WHAT THIS TASK INVOLVES: Tally how many lines in the material include the word "icon", then give that figure by itself.

ENTRIES PROVIDED:
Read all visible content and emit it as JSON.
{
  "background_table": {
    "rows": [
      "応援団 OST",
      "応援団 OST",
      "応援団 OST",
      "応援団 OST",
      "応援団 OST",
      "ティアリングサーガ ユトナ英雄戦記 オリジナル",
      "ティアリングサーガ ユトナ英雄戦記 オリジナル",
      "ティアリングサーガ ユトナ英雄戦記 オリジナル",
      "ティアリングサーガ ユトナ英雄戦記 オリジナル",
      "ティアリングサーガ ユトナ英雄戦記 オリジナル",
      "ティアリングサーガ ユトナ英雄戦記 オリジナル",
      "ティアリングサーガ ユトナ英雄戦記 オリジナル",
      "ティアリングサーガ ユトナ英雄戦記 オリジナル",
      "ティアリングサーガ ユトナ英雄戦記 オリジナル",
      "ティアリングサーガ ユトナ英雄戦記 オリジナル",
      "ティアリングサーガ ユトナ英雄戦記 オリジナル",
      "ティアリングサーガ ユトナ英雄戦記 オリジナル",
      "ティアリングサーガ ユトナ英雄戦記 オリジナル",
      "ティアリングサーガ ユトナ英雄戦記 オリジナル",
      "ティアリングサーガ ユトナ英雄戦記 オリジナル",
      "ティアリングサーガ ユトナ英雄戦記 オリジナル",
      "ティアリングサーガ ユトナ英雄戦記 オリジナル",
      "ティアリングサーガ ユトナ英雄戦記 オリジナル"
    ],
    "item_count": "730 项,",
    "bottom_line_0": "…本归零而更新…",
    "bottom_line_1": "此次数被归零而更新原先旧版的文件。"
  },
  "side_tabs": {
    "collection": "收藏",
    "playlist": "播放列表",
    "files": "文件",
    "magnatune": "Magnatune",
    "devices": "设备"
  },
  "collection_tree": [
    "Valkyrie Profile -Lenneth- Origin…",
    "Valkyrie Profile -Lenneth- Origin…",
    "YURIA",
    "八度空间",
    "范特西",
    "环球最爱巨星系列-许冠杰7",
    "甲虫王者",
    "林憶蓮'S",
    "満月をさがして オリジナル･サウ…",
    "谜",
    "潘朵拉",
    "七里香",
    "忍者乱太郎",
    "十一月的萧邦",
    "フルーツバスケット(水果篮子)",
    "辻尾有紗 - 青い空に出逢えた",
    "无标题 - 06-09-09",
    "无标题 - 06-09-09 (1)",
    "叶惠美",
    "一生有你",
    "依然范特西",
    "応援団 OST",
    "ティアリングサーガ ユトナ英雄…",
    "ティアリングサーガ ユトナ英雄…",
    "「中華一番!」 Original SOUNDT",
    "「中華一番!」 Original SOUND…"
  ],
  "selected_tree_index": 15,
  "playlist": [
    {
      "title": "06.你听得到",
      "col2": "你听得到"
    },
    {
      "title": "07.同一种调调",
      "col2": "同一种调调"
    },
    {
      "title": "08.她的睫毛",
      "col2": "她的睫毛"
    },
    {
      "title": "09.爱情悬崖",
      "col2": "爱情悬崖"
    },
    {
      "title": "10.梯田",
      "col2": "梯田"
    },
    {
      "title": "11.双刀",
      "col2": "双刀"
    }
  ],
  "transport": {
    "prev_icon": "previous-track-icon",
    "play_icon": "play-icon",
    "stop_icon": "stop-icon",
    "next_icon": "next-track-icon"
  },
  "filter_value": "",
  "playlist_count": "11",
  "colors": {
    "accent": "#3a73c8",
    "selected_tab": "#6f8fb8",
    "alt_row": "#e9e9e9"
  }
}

SOLUTION TO THE EXERCISE: 4